George and I have spent nearly three weeks in the state of Chiapas, drawn here by my new work. While we are excited about what this job means for me, we have been very discouraged by the living situation. We are in a small, bright orange apartment in Tuxtla Gutierrez, a bustling city with almost no green space. I say that it is like living inside a traffic cone ... and that is actually a very good analogy. On previous weekends, we explored two outlying communities in hopes of finding alternative housing. The first, San Cristobal, offers a cooler climate and charming amenities but is at least a 1.5 hour commute each way, probably 2 hours each way given bus schedules. The second, Berriozabal, is a town with a small zocalo (green space) but no housing available. Today, we ventured to Chiapa de Corzo, about an hour away.
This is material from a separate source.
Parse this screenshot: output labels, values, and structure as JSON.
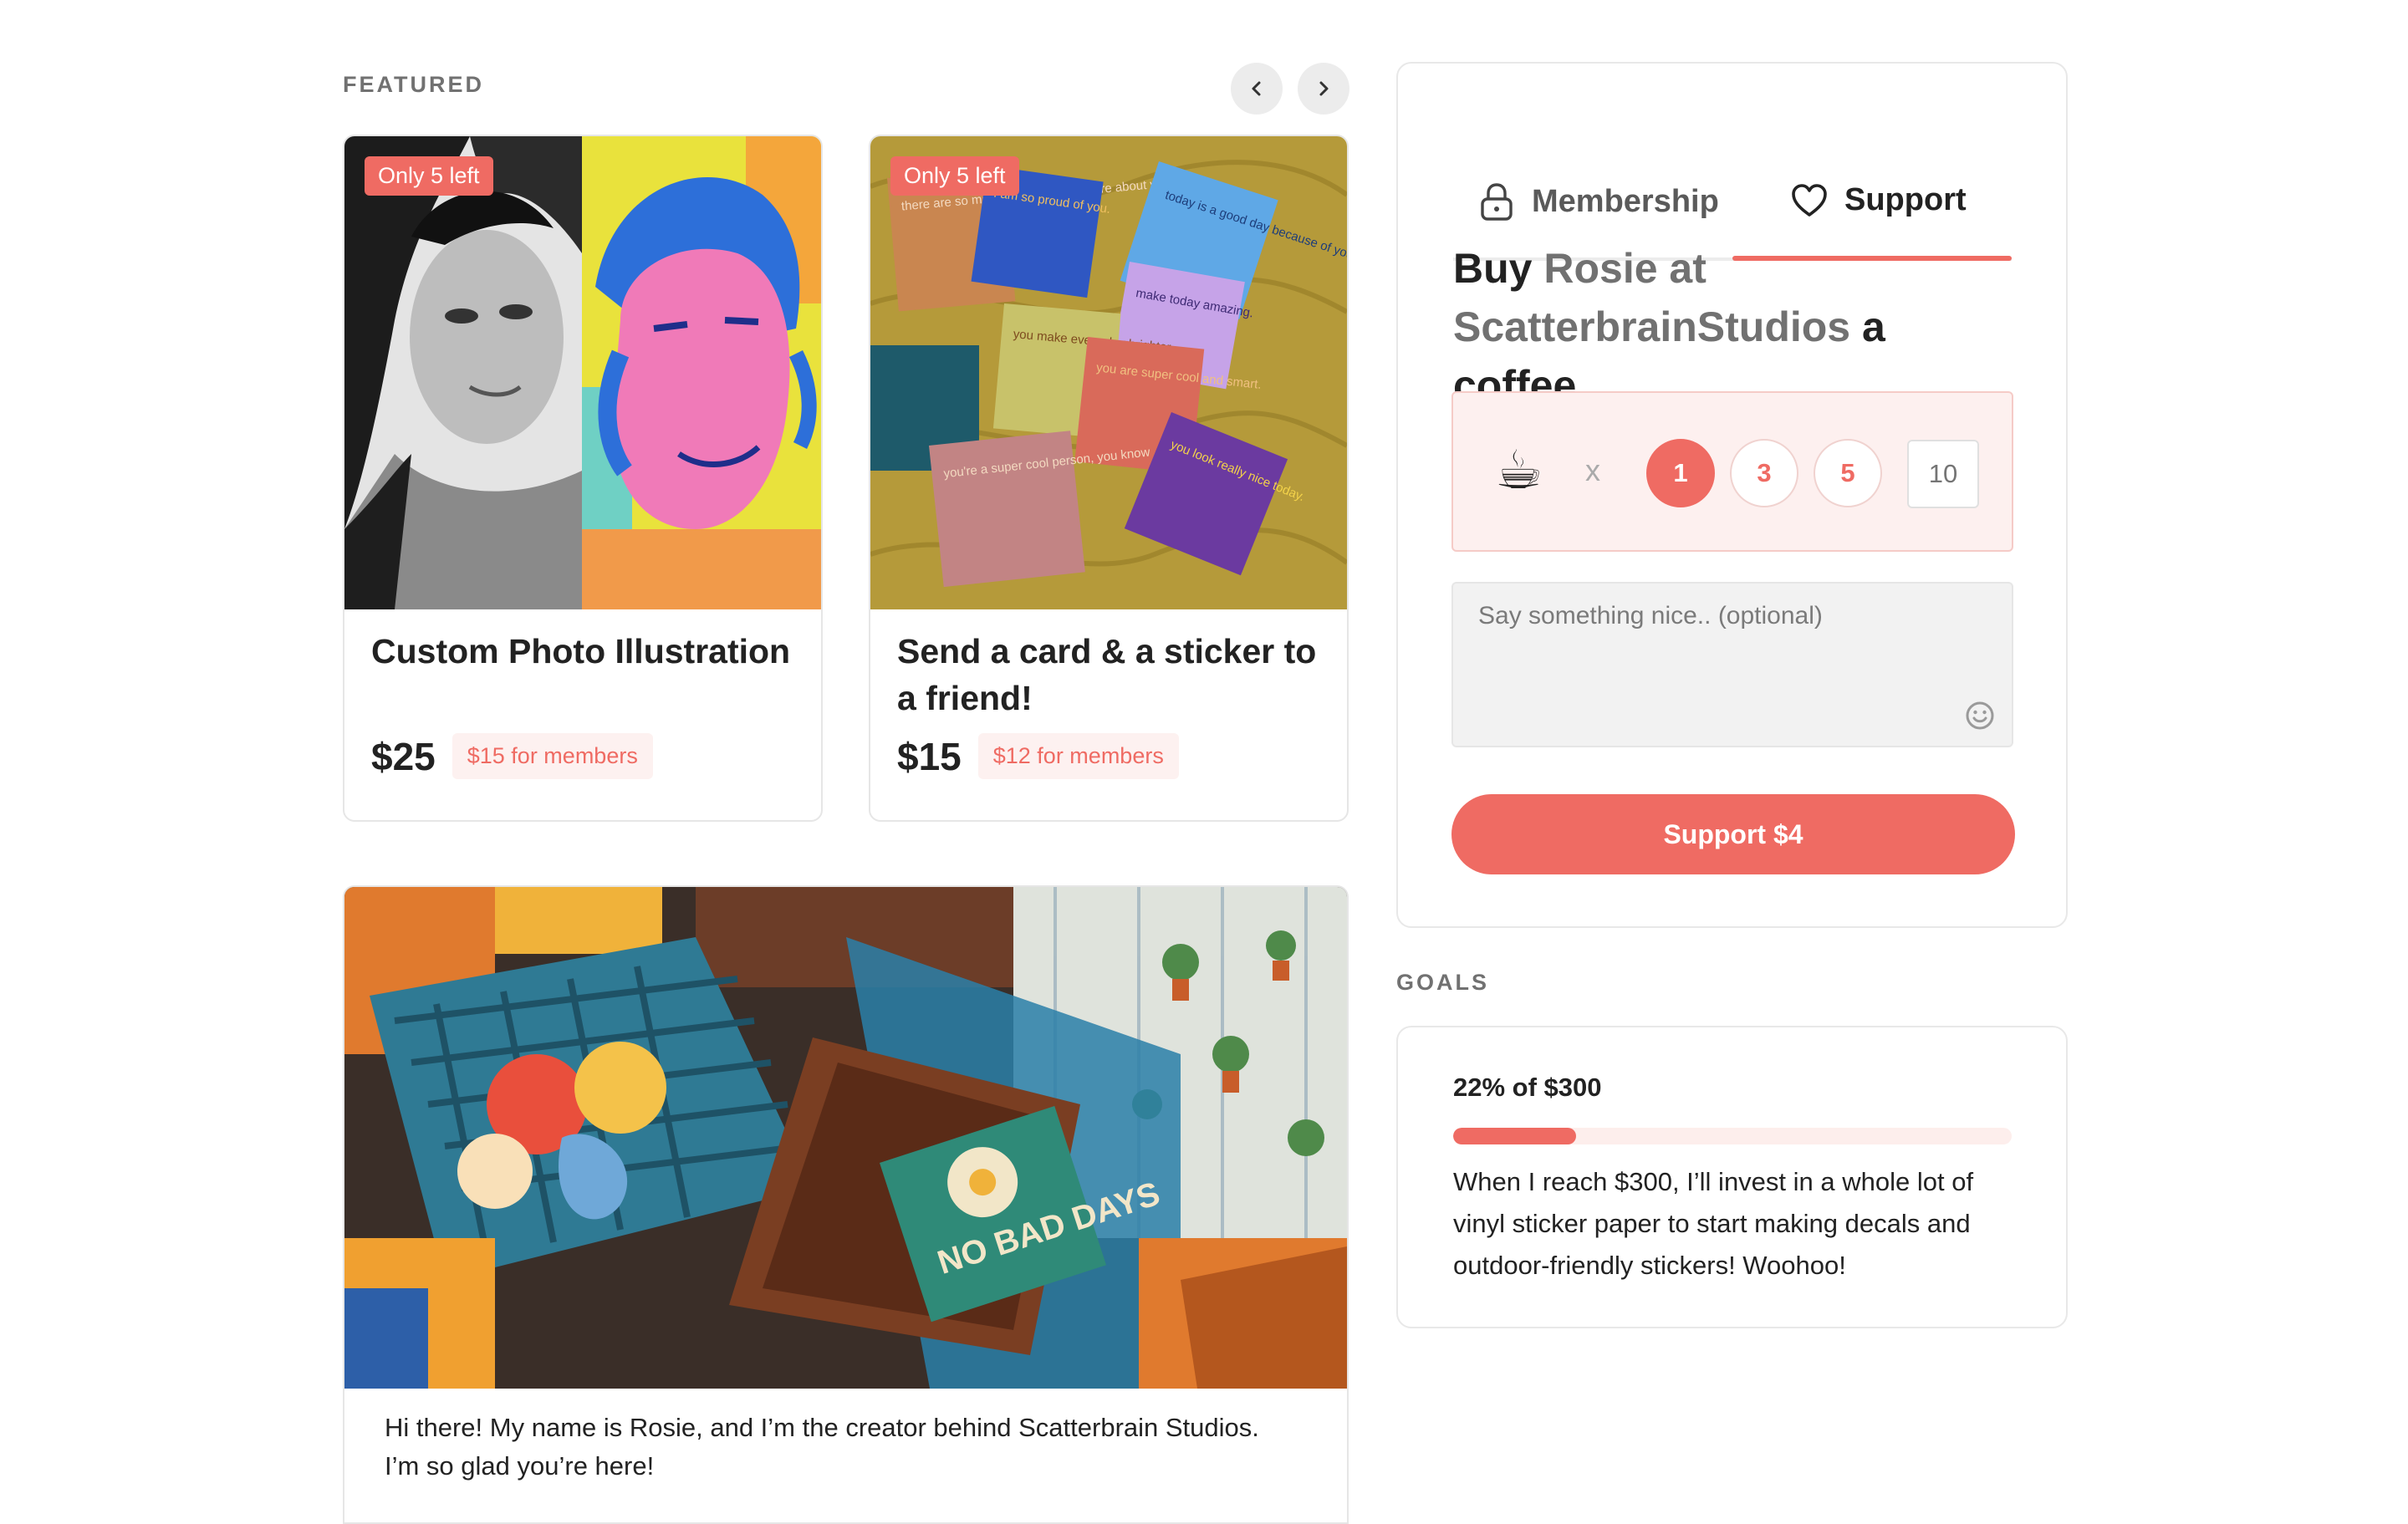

Here is what we found.
A river runs through it. A big river. Grijalva formed the Sumidero Canyon which was, we are told, on the short list for an updated list of the world's greatest wonders. No wonder. It is truly breathtaking, and the river is beautiful in itself, wending along jungle-covered banks, lush green offset by snowy white egrets.
We, of course, are water people. Simply the site of the river calms us. If we were to find a home in Chiapa de Corzo there will, no doubt, be a boat building project in our future. Wood is plentiful here, and George comes alive when creating something. He has to assess the currents, but a double kayak would probably make sense.
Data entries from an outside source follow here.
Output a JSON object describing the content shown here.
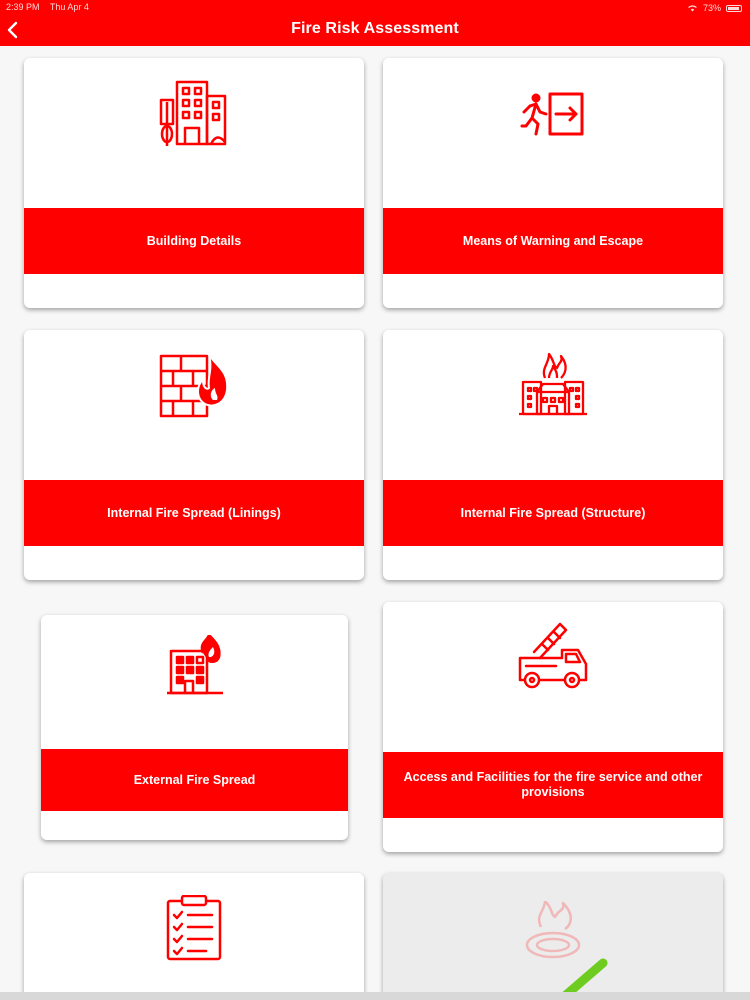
{
  "status_bar": {
    "time": "2:39 PM",
    "date": "Thu Apr 4",
    "battery": "73%",
    "battery_level": 0.73
  },
  "header": {
    "title": "Fire Risk Assessment",
    "back_icon": "chevron-left-icon"
  },
  "colors": {
    "brand": "#ff0000",
    "card": "#ffffff",
    "disabled_card": "#ececec",
    "check": "#6ecb1f"
  },
  "tiles": [
    {
      "label": "Building Details",
      "icon": "building-icon"
    },
    {
      "label": "Means of Warning and Escape",
      "icon": "emergency-exit-icon"
    },
    {
      "label": "Internal Fire Spread (Linings)",
      "icon": "brick-wall-fire-icon"
    },
    {
      "label": "Internal Fire Spread (Structure)",
      "icon": "buildings-on-fire-icon"
    },
    {
      "label": "External Fire Spread",
      "icon": "building-fire-icon"
    },
    {
      "label": "Access and Facilities for the fire service and other provisions",
      "icon": "fire-truck-icon"
    },
    {
      "icon": "checklist-icon"
    },
    {
      "icon": "fire-ring-icon",
      "status_icon": "checkmark-icon"
    }
  ]
}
The chicken bus (so dubbed by our friend, Louise) bounced us along to Chiapa de Corzo for ten pesos each. The town's "bienvenidos" sign marked the start of cobblestone streets, and we disembarked to find ourselves in a colonial town, a refreshing change from Tuxtla Gutierrez. Ahead of us was a 16th century Moorish-style fountain, and beyond that the river and cathedral. There was a massive carnival being set up, since next weekend is the town's largest celebration -- The Fiesta Grande -- which celebrates its three patron saints. (More here.)
We skirted the carnival and found our way to the glorious river. Dozens of high-powered skiffs stood ready to take tourists up river and through the canyon, where you're likely to see crocodiles and be allowed to peer into a few of the caves used by Mayan traders before the conquistadors' arrival. (Several are being excavated now, by archaeologists.) We walked the river's cobbled edge the short distance it extended upstream, then up a wide and winding stone staircase. Unfortunately, there was a stench. Nonetheless, we lingered for the view.
I mentioned the crocodiles to George, and he pointed to two men standing in the river, waist-deep. Apparently, no crocodiles; though we never did see the hombres' legs. They were assisting several men who, ashore, were winching up metal handrails that rose to the surface among great clouds of silt. (These appeared to have fallen from a boardwalk near the river's edge and lodged on the river's bottom.)
We strolled towards the cathedral, and were astonished at its size. A whitewashed building with a simple exterior, it is the largest church we have seen in Mexico. It extends about the length of an American football field. We were about to walk its length when a scene across the narrow road caught our attention. Several men were using adzes and smoke to work wood. Were they making dugouts? We crossed over and saw they were simply making rough-hewn wooden beams; using the adzes to peel the bark and the smoky fires to preshrink the beams.
We entered the cathedral and were impressed by its spaciousness and simplicity. Many craftsmen were at work. A man greeted us in Spanish, waving us towards a group near the altar, which is a vast, gracefully carved piece of work in unstained cedar. (They hope to gild it.) We followed his lead, passing several objects dated from the 16th century, and realized the bell tower was open for tourists. What a treat!
We climbed the winding keep, and I remembered hearing that they always corkscrew in a direction that gives advantage to right-handed soldiers who are above. In other words, when winding your way up the narrow, stone steps, your right arm will be close to the wall -- enough so that you couldn't thrust your sword upward very well if you weren't left-handed.(George and I would have had an advantage there.)
After about ten minutes we reached the top and exited onto a small rooftop. The views were lovely, and included a peek at the cathedral's main roof line, now below us. We could see where those rough-hewn wooden beams were headed: half the cathedral's roof had been fully removed. She was awaiting new stays in her corset. After several minutes spent admiring the view, I entered the belfry.
What a treat! Two massive weathered bells, one of them deeply cracked, and two smaller ones off to the side (all of them stoppered, of course.) Works of art and historical artifacts. I wish I could done a tracing of the raised text and fancily scroll-worked crosses that adorn them. One was cast in 1576. Imagine the church commissioning bells to be cast, and then the journey from Spain, across the Atlantic, and somehow (George thinks overland, but I wonder about the river) inland to this town. There's a story to catch the imagination!
Since our camera was lost a few weeks ago, I'll link here to another blog with photos of the place. (We plan to replace our camera while we're in the States later this month.)
We wound our way back down to terra firma and sought out the public market, where we lunched. Feeling tired, we hiked back through the town's streets, scouting for potential rentals. We like the town. It has character. Unfortunately, it gets even hotter than Tuxtla ...